We witnessed a high rate of GDP growth in the post 1991 period, which is claimed to be a big argument in favour of economic reforms. But, even the most vocal supporter of economic reforms, Montek Singh Ahluwalia, also concedes that reforms have not resulted in desired level of poverty reduction and decline in poverty is less than what the government had perceived. His confession is supported by the findings of NSSO 61st Round data, which clearly speaks out that in the post reform period the pace of poverty reduction has not only been much lower than the official assessments made after NSSO. 55th Round, it is also less than the actual pace of reduction recorded during 1970'sand 1980?s. Thus, it is amply clear that the high rate of growth of GDP recorded in the post reform period has not made lives better for poor in the same proportion.

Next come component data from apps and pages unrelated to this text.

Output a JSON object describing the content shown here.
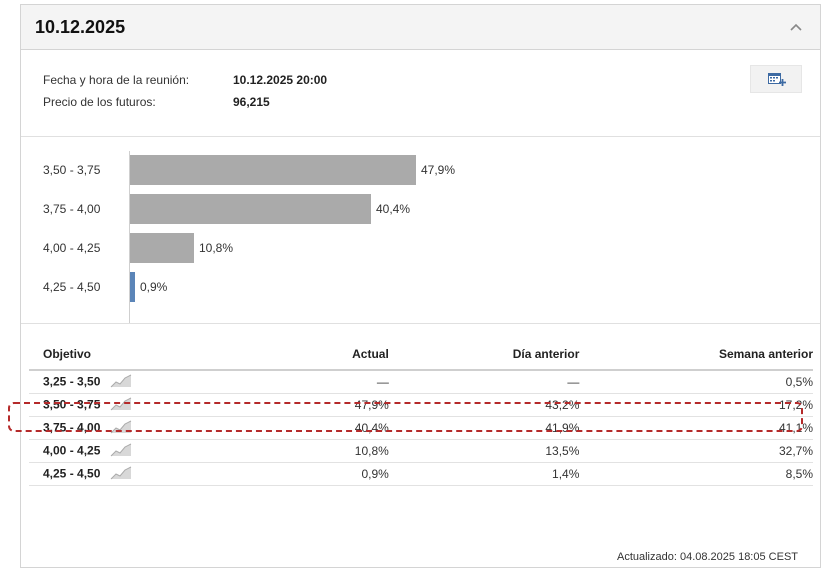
{
  "header": {
    "title": "10.12.2025"
  },
  "meeting": {
    "date_label": "Fecha y hora de la reunión:",
    "date_value": "10.12.2025 20:00",
    "futures_label": "Precio de los futuros:",
    "futures_value": "96,215"
  },
  "probability_bars": [
    {
      "range": "3,50 - 3,75",
      "value_label": "47,9%",
      "value": 47.9
    },
    {
      "range": "3,75 - 4,00",
      "value_label": "40,4%",
      "value": 40.4
    },
    {
      "range": "4,00 - 4,25",
      "value_label": "10,8%",
      "value": 10.8
    },
    {
      "range": "4,25 - 4,50",
      "value_label": "0,9%",
      "value": 0.9
    }
  ],
  "table": {
    "columns": [
      "Objetivo",
      "Actual",
      "Día anterior",
      "Semana anterior"
    ],
    "rows": [
      {
        "target": "3,25 - 3,50",
        "actual": "—",
        "prev_day": "—",
        "prev_week": "0,5%"
      },
      {
        "target": "3,50 - 3,75",
        "actual": "47,9%",
        "prev_day": "43,2%",
        "prev_week": "17,2%"
      },
      {
        "target": "3,75 - 4,00",
        "actual": "40,4%",
        "prev_day": "41,9%",
        "prev_week": "41,1%"
      },
      {
        "target": "4,00 - 4,25",
        "actual": "10,8%",
        "prev_day": "13,5%",
        "prev_week": "32,7%"
      },
      {
        "target": "4,25 - 4,50",
        "actual": "0,9%",
        "prev_day": "1,4%",
        "prev_week": "8,5%"
      }
    ]
  },
  "footer": {
    "updated": "Actualizado: 04.08.2025 18:05 CEST"
  },
  "colors": {
    "bar": "#aaaaaa",
    "bar_small": "#5b85b8",
    "highlight": "#b52a2a"
  },
  "icons": {
    "collapse": "chevron-up-icon",
    "calendar": "add-to-calendar-icon",
    "sparkline": "sparkline-icon"
  }
}
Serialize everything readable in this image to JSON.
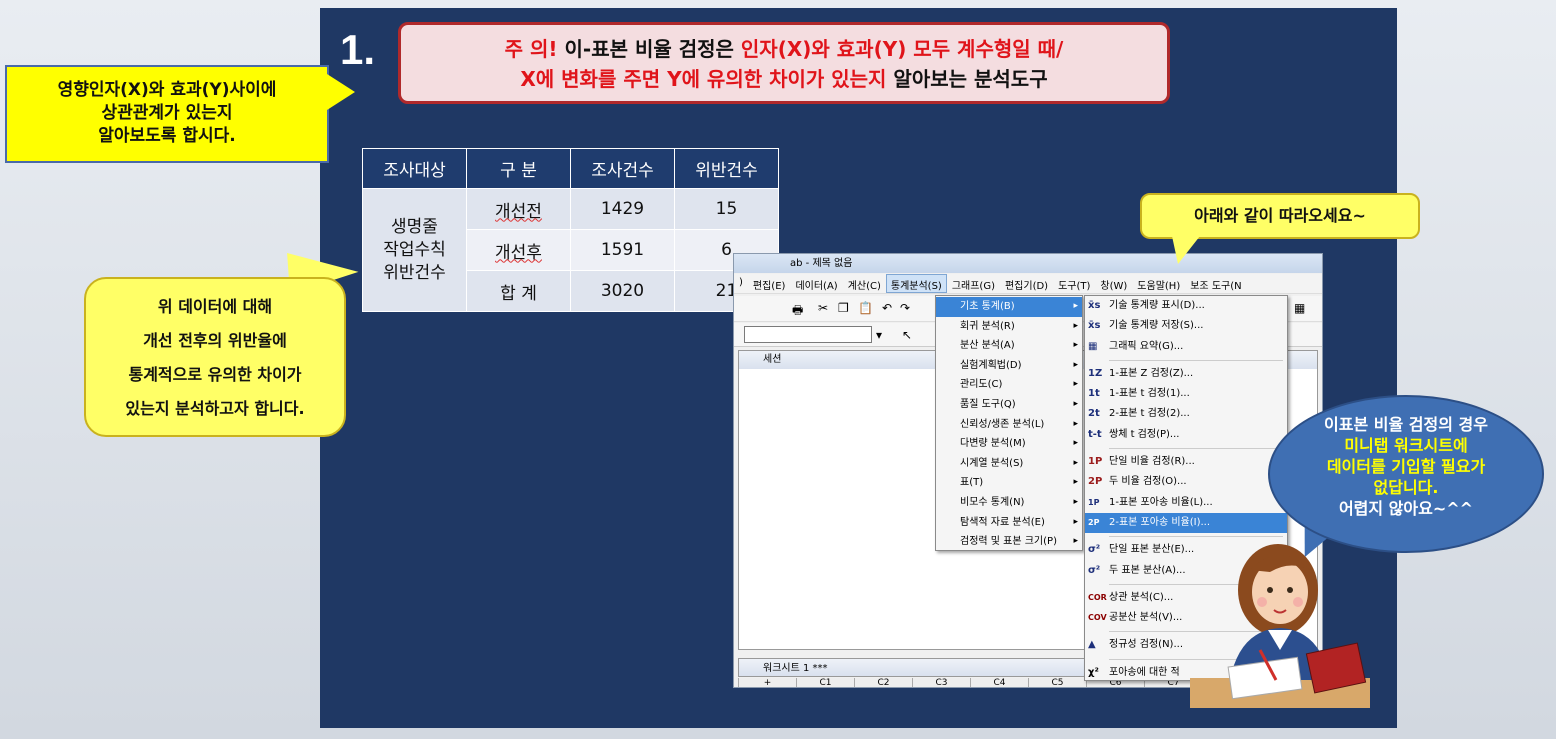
{
  "slide": {
    "number": "1.",
    "warning": {
      "p1": "주 의!",
      "p2": " 이-표본 비율 검정은 ",
      "p3": "인자(X)와 효과(Y) 모두 계수형일 때/",
      "p4": "X에 변화를 주면 Y에 유의한 차이가 있는지",
      "p5": " 알아보는 분석도구"
    }
  },
  "callouts": {
    "c1": [
      "영향인자(X)와 효과(Y)사이에",
      "상관관계가 있는지",
      "알아보도록 합시다."
    ],
    "c2": [
      "위 데이터에 대해",
      "개선 전후의 위반율에",
      "통계적으로 유의한 차이가",
      "있는지 분석하고자 합니다."
    ],
    "c3": "아래와 같이 따라오세요~",
    "c4": [
      "이표본 비율 검정의 경우",
      "미니탭 워크시트에",
      "데이터를 기입할 필요가",
      "없답니다.",
      "어렵지 않아요~^^"
    ]
  },
  "table": {
    "headers": [
      "조사대상",
      "구 분",
      "조사건수",
      "위반건수"
    ],
    "subject": [
      "생명줄",
      "작업수칙",
      "위반건수"
    ],
    "rows": [
      [
        "개선전",
        "1429",
        "15"
      ],
      [
        "개선후",
        "1591",
        "6"
      ],
      [
        "합 계",
        "3020",
        "21"
      ]
    ]
  },
  "app": {
    "title": "ab - 제목 없음",
    "menus": [
      ")",
      "편집(E)",
      "데이터(A)",
      "계산(C)",
      "통계분석(S)",
      "그래프(G)",
      "편집기(D)",
      "도구(T)",
      "창(W)",
      "도움말(H)",
      "보조 도구(N"
    ],
    "session_label": "세션",
    "worksheet_label": "워크시트 1 ***",
    "columns": [
      "+",
      "C1",
      "C2",
      "C3",
      "C4",
      "C5",
      "C6",
      "C7"
    ]
  },
  "stat_menu": [
    "기초 통계(B)",
    "회귀 분석(R)",
    "분산 분석(A)",
    "실험계획법(D)",
    "관리도(C)",
    "품질 도구(Q)",
    "신뢰성/생존 분석(L)",
    "다변량 분석(M)",
    "시계열 분석(S)",
    "표(T)",
    "비모수 통계(N)",
    "탐색적 자료 분석(E)",
    "검정력 및 표본 크기(P)"
  ],
  "basic_menu": [
    {
      "icon": "x̄s",
      "label": "기술 통계량 표시(D)..."
    },
    {
      "icon": "x̄s",
      "label": "기술 통계량 저장(S)..."
    },
    {
      "icon": "▦",
      "label": "그래픽 요약(G)..."
    },
    {
      "icon": "1Z",
      "label": "1-표본 Z 검정(Z)..."
    },
    {
      "icon": "1t",
      "label": "1-표본 t 검정(1)..."
    },
    {
      "icon": "2t",
      "label": "2-표본 t 검정(2)..."
    },
    {
      "icon": "t-t",
      "label": "쌍체 t 검정(P)..."
    },
    {
      "icon": "1P",
      "label": "단일 비율 검정(R)..."
    },
    {
      "icon": "2P",
      "label": "두 비율 검정(O)..."
    },
    {
      "icon": "1P",
      "label": "1-표본 포아송 비율(L)..."
    },
    {
      "icon": "2P",
      "label": "2-표본 포아송 비율(I)..."
    },
    {
      "icon": "σ²",
      "label": "단일 표본 분산(E)..."
    },
    {
      "icon": "σ²",
      "label": "두 표본 분산(A)..."
    },
    {
      "icon": "COR",
      "label": "상관 분석(C)..."
    },
    {
      "icon": "COV",
      "label": "공분산 분석(V)..."
    },
    {
      "icon": "▲",
      "label": "정규성 검정(N)..."
    },
    {
      "icon": "χ²",
      "label": "포아송에 대한 적"
    }
  ]
}
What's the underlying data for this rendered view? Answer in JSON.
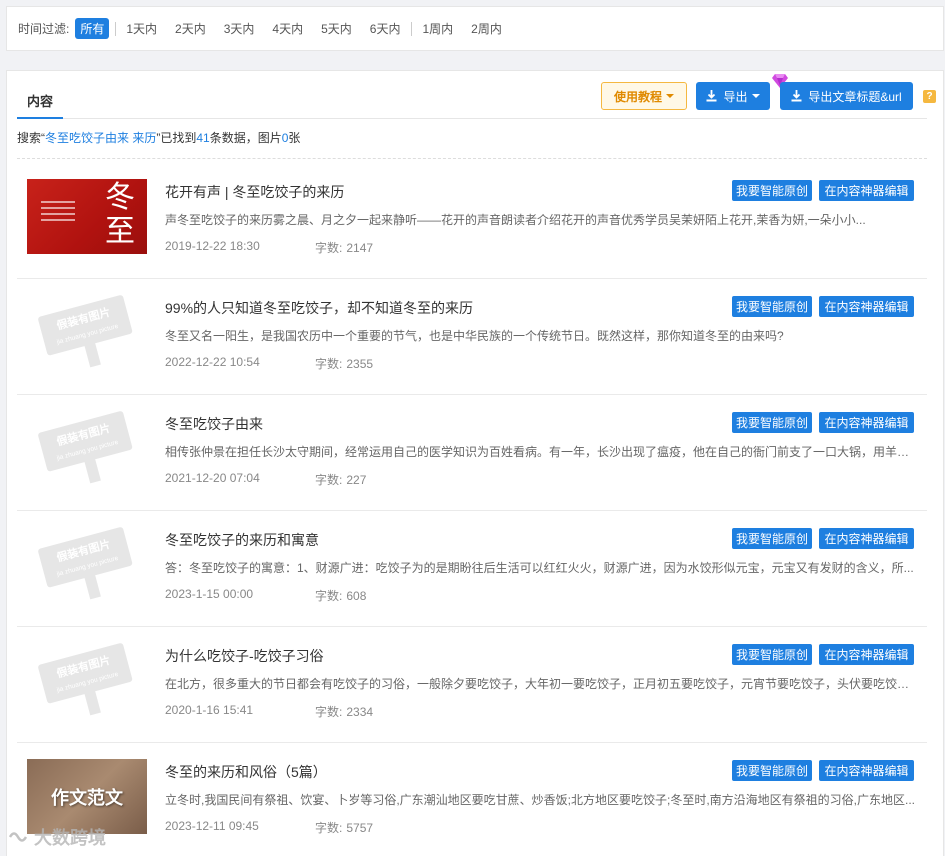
{
  "filter": {
    "label": "时间过滤:",
    "options": [
      "所有",
      "1天内",
      "2天内",
      "3天内",
      "4天内",
      "5天内",
      "6天内",
      "1周内",
      "2周内"
    ],
    "active": "所有"
  },
  "panel": {
    "tab": "内容",
    "tutorial_label": "使用教程",
    "export_label": "导出",
    "export_title_label": "导出文章标题&url",
    "help": "?"
  },
  "summary": {
    "prefix": "搜索“",
    "query": "冬至吃饺子由来 来历",
    "mid1": "”已找到",
    "count": "41",
    "mid2": "条数据，图片",
    "images": "0",
    "suffix": "张"
  },
  "row_actions": {
    "original_label": "我要智能原创",
    "edit_label": "在内容神器编辑"
  },
  "word_count_label": "字数:",
  "placeholder_text": {
    "line1": "假装有图片",
    "line2": "jia zhuang you picture"
  },
  "essay_thumb_text": "作文范文",
  "items": [
    {
      "title": "花开有声 | 冬至吃饺子的来历",
      "desc": "声冬至吃饺子的来历雾之晨、月之夕一起来静听——花开的声音朗读者介绍花开的声音优秀学员吴茉妍陌上花开,茉香为妍,一朵小小...",
      "date": "2019-12-22 18:30",
      "words": "2147",
      "thumb": "red",
      "red_glyph": "冬\n至"
    },
    {
      "title": "99%的人只知道冬至吃饺子，却不知道冬至的来历",
      "desc": "冬至又名一阳生，是我国农历中一个重要的节气，也是中华民族的一个传统节日。既然这样，那你知道冬至的由来吗?",
      "date": "2022-12-22 10:54",
      "words": "2355",
      "thumb": "placeholder"
    },
    {
      "title": "冬至吃饺子由来",
      "desc": "相传张仲景在担任长沙太守期间，经常运用自己的医学知识为百姓看病。有一年，长沙出现了瘟疫，他在自己的衙门前支了一口大锅，用羊肉...",
      "date": "2021-12-20 07:04",
      "words": "227",
      "thumb": "placeholder"
    },
    {
      "title": "冬至吃饺子的来历和寓意",
      "desc": "答：冬至吃饺子的寓意：1、财源广进：吃饺子为的是期盼往后生活可以红红火火，财源广进，因为水饺形似元宝，元宝又有发财的含义，所...",
      "date": "2023-1-15 00:00",
      "words": "608",
      "thumb": "placeholder"
    },
    {
      "title": "为什么吃饺子-吃饺子习俗",
      "desc": "在北方，很多重大的节日都会有吃饺子的习俗，一般除夕要吃饺子，大年初一要吃饺子，正月初五要吃饺子，元宵节要吃饺子，头伏要吃饺子...",
      "date": "2020-1-16 15:41",
      "words": "2334",
      "thumb": "placeholder"
    },
    {
      "title": "冬至的来历和风俗（5篇）",
      "desc": "立冬时,我国民间有祭祖、饮宴、卜岁等习俗,广东潮汕地区要吃甘蔗、炒香饭;北方地区要吃饺子;冬至时,南方沿海地区有祭祖的习俗,广东地区...",
      "date": "2023-12-11 09:45",
      "words": "5757",
      "thumb": "essay"
    }
  ],
  "watermark": "大数跨境",
  "colors": {
    "accent": "#1e7fe0",
    "tutorial_border": "#f5b840",
    "tutorial_text": "#e08a00"
  }
}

Rather, in the post reform period inequalities have accentuated as shown by higher ?Gini Coefficient? (a measure of inequality), which shows an increase in ?Gini Coefficient? from 28.6 per cent in 1993-94 to 30.5 per cent in 2004-05 for rural India and an increase from 34.4 per cent in 1993-94 to 37.6 per cent in 2004-05 in urban India. Most notable is the fact that it is a reversal of the trend seen in the previous decade (1983 to 1993-94). These figures imply that poor have fewer claims on growth and rich have taken the bulk of the benefits from the GDP growth. These figures are not only true for all India, but are applicable for almost all states except a few. If we go on riding this high growth, pro-reform phenomenon, it is an alarming signal for times to come.
Loan waiver: No solution for distress in agriculture
In the Union Budget 2008-09, the government announced a scheme of loan waiver for the farmers. With subsequent extension of loan waiver, a total of Rs 70,000 crore were allocated for the purpose. But despite this scheme, condition of agriculture and poor agriculturists is still not improved. In fact this scheme is applicable to loans dispersed by the banks and other institutions only. Mostly poor farmers don'thave access to such formal institutions. The government has so far not made any effort to address the problems of the farmers like provision of cheap credit, minimum support price for most of the agricultured products and other agricultural inputs at cost effective prices.
(The writer is member of BJP National Executive.)